As reported recently by Government Executive (A Cyber Workforce Strategy is Coming From the White House, Along With an Implementation Body to Make Sure it Works), every government agency that utilizes AI – or wants to utilize AI – knows that cyber workers need deep technical expertise and access to the insights and tools necessary to make critical decisions faster and move their missions forward.
However, finding qualified cyber workers is difficult. The latest estimates put the number of vacancies at over 714,000, according to CyberSeek, a project backed by the National Institute of Standards and Technology.
And this shortage is occurring just as the federal government is beginning to embrace AI and its benefits: the insights and tools necessary to make critical decisions faster, improve workforce productivity, and move their missions forward.
During a cyber workforce summit this summer, Camille Stewart Gloster, deputy national cyber director for technology and ecosystem security, said, "This is a really good opportunity to elevate the good work that's going on… and replicate it where needed, add on to it."
Across the federal government, agencies and departments use various strategies and programs to broaden the talent pool and fill jobs.

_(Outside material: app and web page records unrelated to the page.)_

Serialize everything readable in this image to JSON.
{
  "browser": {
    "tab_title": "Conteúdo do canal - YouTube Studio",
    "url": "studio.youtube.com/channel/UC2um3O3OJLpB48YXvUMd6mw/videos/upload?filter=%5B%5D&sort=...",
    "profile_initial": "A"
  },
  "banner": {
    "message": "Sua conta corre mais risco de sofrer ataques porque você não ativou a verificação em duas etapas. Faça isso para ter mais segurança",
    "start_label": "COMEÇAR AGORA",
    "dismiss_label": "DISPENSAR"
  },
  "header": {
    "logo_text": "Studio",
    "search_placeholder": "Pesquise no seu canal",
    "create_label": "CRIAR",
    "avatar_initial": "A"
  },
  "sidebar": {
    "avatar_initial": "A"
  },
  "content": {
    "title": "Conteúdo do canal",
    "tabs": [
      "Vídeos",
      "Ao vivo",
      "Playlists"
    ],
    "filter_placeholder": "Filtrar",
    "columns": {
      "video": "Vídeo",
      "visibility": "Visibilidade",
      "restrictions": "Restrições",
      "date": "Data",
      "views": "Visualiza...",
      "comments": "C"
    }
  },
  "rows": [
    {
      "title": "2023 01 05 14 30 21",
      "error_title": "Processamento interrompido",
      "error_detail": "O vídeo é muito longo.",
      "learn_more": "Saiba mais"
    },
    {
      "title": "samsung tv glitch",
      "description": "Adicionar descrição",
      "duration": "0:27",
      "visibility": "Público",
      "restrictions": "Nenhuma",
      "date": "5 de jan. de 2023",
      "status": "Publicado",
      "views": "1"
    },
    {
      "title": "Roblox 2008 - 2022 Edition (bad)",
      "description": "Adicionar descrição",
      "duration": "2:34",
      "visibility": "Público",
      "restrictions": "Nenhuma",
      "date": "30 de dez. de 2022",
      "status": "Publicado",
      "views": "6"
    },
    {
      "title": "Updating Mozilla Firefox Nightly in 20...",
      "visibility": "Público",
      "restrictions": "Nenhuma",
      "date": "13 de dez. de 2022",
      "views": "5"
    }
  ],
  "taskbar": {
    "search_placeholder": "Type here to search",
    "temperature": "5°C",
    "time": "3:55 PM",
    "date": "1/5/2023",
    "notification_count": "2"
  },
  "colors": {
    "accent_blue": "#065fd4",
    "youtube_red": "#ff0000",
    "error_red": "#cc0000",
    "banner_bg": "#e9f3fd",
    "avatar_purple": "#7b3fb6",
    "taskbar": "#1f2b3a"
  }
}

Stewart Gloster stated that the strategy is unique because it won't focus only on the federal cyber workforce but instead take a broader lens not limited to the federal government's cyber workers alone. Gloster said the office would be looking for input from within and outside the federal government, including the Office of Personnel Management and the Office of Management and Budget.

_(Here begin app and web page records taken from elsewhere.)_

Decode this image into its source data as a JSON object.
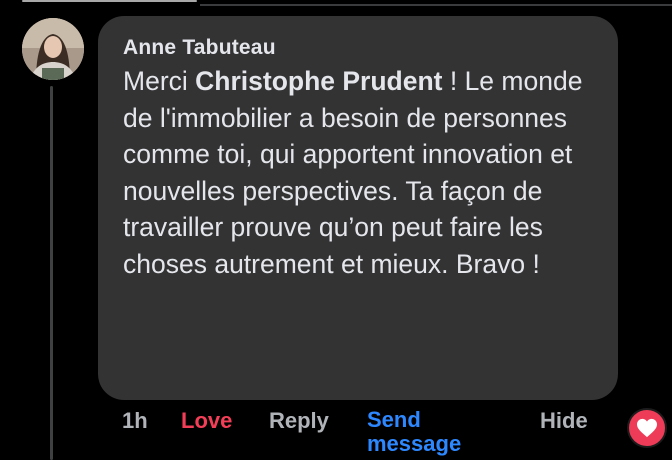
{
  "comment": {
    "author": "Anne Tabuteau",
    "text_before_mention": "Merci ",
    "mention": "Christophe Prudent",
    "text_after_mention": " ! Le monde de l'immobilier a besoin de personnes comme toi, qui apportent innovation et nouvelles perspectives. Ta façon de travailler prouve qu’on peut faire les choses autrement et mieux. Bravo !"
  },
  "actions": {
    "time": "1h",
    "love": "Love",
    "reply": "Reply",
    "send_message": "Send message",
    "hide": "Hide"
  },
  "reaction": {
    "type": "love-icon"
  },
  "colors": {
    "background": "#000000",
    "bubble": "#333334",
    "text": "#e4e6eb",
    "muted": "#b0b3b8",
    "love": "#f33e58",
    "link": "#2d88ff"
  }
}
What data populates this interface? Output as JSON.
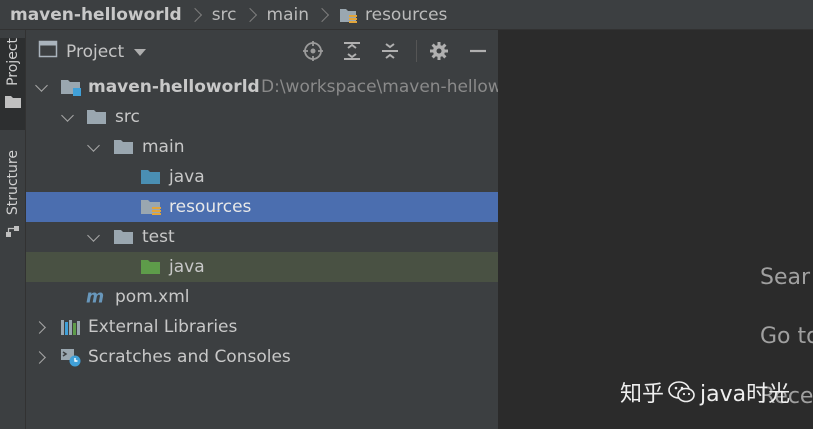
{
  "breadcrumb": {
    "items": [
      "maven-helloworld",
      "src",
      "main",
      "resources"
    ]
  },
  "tool_stripe": {
    "project_tab": "Project",
    "structure_tab": "Structure"
  },
  "panel": {
    "title": "Project",
    "icons": [
      "locate-icon",
      "expand-all-icon",
      "collapse-all-icon",
      "gear-icon",
      "hide-icon"
    ]
  },
  "tree": {
    "root": {
      "label": "maven-helloworld",
      "path": "D:\\workspace\\maven-hellow"
    },
    "src": "src",
    "main": "main",
    "main_java": "java",
    "resources": "resources",
    "test": "test",
    "test_java": "java",
    "pom": "pom.xml",
    "external_libraries": "External Libraries",
    "scratches": "Scratches and Consoles"
  },
  "editor": {
    "hints": [
      "Sear",
      "Go to",
      "Rece"
    ]
  },
  "watermark": {
    "text_left": "知乎",
    "text_right": "java时光"
  },
  "colors": {
    "selection": "#4b6eaf",
    "test_highlight": "#495143",
    "source_folder": "#4a8fb3",
    "test_folder": "#5e9c4a",
    "maven_m": "#6897bb"
  }
}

A common difficulty is increasing the collection of new cyber talent while improving the retention of existing talent. Enabling the free flow movement between the public and private sectors, fostering workplace cultures, and reskilling and upskilling talent is essential for retention.